• autoimmunity;
  • cytokine;
  • inflammation

Abstract:  Psoriasis is a chronic skin disease that affects about 1.5% of the Caucasian population and is characterized by typical macroscopic and microscopic skin alterations. Psoriatic lesions are sharply demarcated, red and slightly raised lesions with silver-whitish scales. The microscopic alterations of psoriatic plaques include an infiltration of immune cells in the dermis and epidermis, a dilatation and an increase in the number of blood vessels in the upper dermis, and a massively thickened epidermis with atypical keratinocyte differentiation.
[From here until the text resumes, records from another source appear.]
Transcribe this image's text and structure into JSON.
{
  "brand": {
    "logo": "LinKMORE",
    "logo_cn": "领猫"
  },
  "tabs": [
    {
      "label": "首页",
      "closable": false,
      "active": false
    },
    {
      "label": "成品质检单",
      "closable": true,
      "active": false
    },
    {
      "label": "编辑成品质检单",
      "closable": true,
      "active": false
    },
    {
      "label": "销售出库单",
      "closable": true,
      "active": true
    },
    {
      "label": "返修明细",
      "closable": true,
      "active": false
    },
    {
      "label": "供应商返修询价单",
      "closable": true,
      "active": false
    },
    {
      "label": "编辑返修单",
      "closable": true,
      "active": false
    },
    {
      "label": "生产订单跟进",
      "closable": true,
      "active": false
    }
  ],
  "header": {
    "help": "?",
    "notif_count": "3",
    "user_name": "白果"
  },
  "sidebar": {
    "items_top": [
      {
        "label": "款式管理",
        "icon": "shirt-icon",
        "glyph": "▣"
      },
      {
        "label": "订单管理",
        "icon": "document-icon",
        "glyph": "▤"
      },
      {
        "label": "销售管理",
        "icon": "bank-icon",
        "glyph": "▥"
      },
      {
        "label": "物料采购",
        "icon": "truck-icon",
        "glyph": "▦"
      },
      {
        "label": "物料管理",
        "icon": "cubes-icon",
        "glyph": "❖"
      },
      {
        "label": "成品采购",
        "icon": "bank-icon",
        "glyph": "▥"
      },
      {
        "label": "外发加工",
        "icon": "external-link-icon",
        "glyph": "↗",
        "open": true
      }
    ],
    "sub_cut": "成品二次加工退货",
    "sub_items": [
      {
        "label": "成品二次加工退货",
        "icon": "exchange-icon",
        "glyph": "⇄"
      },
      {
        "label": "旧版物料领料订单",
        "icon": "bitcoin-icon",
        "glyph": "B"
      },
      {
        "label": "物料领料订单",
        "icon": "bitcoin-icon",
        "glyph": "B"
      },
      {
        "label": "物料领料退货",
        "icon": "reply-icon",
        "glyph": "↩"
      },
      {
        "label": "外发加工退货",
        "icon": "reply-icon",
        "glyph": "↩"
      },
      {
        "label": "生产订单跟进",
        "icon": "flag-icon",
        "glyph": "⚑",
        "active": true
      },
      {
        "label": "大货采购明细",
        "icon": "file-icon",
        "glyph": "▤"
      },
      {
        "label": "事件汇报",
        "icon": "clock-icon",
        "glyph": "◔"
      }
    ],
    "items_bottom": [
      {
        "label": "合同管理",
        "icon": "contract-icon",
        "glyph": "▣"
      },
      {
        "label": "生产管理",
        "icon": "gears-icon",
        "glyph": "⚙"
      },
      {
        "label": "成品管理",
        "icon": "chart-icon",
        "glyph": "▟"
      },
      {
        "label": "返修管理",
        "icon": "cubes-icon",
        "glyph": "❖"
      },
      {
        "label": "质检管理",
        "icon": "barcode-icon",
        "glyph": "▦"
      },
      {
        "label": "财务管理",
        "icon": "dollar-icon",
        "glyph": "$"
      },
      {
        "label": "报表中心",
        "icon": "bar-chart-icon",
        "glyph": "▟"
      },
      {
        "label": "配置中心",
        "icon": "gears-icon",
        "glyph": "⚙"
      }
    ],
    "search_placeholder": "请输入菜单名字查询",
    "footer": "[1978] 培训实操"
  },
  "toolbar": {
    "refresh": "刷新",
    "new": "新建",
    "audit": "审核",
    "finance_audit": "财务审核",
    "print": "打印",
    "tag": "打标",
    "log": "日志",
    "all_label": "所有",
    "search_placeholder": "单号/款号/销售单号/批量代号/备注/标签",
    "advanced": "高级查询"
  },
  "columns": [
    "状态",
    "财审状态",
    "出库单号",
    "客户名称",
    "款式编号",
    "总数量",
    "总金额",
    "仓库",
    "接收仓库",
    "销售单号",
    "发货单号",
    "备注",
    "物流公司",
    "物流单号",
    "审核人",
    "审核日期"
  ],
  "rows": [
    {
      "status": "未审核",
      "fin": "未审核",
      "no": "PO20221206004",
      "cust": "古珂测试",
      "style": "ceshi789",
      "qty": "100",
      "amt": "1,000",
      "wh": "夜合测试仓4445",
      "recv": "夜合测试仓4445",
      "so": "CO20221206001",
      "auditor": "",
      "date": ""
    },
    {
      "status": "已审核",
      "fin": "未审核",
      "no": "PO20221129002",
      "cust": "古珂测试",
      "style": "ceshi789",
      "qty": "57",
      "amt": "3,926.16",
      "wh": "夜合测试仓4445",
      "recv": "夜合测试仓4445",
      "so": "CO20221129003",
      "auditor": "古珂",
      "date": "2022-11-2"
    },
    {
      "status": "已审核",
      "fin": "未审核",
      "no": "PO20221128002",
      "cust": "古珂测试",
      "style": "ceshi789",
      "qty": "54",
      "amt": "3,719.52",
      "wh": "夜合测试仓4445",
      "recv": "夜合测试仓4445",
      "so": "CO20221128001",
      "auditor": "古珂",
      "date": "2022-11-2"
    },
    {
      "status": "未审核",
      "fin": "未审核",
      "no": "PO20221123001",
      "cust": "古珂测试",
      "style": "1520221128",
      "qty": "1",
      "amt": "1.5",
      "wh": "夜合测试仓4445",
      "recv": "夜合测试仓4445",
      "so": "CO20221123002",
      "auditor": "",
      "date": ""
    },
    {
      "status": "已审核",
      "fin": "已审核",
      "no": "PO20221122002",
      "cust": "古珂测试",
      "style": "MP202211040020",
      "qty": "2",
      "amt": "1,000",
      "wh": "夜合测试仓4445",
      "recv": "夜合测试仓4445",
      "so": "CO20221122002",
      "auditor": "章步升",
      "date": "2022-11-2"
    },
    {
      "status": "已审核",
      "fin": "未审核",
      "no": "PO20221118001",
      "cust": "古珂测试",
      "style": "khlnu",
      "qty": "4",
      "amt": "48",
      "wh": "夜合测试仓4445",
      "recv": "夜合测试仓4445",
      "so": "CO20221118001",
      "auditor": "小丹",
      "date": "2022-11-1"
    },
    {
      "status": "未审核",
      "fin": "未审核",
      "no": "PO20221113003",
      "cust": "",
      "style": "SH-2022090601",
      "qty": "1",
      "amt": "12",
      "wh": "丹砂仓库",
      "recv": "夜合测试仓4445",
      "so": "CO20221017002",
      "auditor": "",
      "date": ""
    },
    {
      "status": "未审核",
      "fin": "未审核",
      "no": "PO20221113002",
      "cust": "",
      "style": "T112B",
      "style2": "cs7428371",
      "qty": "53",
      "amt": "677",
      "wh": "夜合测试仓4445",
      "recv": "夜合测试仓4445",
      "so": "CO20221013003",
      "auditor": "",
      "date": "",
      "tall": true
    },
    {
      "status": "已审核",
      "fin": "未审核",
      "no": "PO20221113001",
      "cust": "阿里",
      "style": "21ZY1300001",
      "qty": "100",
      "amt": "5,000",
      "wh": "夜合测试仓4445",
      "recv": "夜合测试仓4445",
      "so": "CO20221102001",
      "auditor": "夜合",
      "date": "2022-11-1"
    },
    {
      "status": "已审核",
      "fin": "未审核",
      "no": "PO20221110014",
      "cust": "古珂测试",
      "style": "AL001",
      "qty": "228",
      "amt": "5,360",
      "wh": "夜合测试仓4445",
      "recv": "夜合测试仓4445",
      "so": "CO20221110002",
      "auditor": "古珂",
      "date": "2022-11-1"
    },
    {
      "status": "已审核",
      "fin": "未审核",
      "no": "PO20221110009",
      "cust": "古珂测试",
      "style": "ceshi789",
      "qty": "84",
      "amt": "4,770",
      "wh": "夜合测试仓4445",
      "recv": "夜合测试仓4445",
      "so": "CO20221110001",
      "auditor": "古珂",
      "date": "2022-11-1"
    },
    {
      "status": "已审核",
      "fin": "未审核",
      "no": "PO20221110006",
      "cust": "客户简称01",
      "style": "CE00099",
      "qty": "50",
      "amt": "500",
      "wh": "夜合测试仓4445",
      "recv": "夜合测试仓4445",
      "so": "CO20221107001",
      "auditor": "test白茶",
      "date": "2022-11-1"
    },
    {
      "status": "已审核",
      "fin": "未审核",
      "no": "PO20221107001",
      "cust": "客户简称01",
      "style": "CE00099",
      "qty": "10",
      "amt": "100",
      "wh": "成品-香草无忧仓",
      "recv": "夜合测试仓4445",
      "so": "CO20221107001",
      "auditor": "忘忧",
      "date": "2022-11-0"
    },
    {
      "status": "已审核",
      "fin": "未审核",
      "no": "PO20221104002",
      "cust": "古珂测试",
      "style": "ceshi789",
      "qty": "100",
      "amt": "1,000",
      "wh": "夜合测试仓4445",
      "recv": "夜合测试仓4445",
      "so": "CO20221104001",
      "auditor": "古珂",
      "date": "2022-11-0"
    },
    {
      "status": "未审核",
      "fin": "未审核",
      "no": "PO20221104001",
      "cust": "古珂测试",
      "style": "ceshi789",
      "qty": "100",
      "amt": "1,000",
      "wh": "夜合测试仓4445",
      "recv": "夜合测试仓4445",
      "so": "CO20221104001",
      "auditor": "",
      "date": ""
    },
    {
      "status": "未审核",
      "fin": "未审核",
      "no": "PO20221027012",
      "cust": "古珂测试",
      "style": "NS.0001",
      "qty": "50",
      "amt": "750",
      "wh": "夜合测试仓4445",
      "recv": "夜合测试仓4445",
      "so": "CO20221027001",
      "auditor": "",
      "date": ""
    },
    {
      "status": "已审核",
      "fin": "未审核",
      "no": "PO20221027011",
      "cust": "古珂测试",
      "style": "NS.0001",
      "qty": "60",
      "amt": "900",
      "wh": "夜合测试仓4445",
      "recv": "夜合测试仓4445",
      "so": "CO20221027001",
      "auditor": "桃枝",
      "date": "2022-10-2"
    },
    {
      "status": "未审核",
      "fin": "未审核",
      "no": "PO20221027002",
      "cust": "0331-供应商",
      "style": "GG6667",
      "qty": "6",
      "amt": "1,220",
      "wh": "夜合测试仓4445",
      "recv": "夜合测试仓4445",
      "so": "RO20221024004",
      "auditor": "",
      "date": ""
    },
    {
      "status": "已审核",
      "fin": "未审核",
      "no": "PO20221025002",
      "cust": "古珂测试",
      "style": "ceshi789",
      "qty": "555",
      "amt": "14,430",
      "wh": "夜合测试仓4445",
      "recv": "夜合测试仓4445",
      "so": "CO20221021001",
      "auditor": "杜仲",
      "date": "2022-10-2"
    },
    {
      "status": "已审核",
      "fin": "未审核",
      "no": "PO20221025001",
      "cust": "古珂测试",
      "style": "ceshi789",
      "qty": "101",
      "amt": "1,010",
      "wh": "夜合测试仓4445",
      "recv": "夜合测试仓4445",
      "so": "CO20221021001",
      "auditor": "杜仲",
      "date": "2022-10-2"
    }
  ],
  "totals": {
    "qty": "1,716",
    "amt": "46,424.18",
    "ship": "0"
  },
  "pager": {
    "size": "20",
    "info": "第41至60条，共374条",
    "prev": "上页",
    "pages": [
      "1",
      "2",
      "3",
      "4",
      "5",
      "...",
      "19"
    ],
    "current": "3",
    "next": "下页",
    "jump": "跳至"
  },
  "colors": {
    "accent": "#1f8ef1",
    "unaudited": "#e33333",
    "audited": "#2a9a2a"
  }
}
It is considered a fact that the immune system plays an important role in the pathogenesis of psoriasis. Since the early 1990s, it has been assumed that T1 cells play the dominant role in the initiation and maintenance of psoriasis. However, the profound success of anti-tumor necrosis factor-α therapy, when compared with T-cell depletion therapies, should provoke us to critically re-evaluate the current hypothesis for psoriasis pathogenesis. Recently made discoveries regarding other T-cell populations such as Th17 and regulatory T cells, dendritic cells, macrophages, the keratinocyte signal transduction and novel cytokines including interleukin (IL)-22, IL-23 and IL-20, let us postulate that the pathogenesis of psoriasis consists of distinct subsequent stages, in each of them different cell types playing a dominant role. Our model helps to explain the varied effectiveness of the currently tested immune modulating therapies and may enable the prediction of the success of future therapies.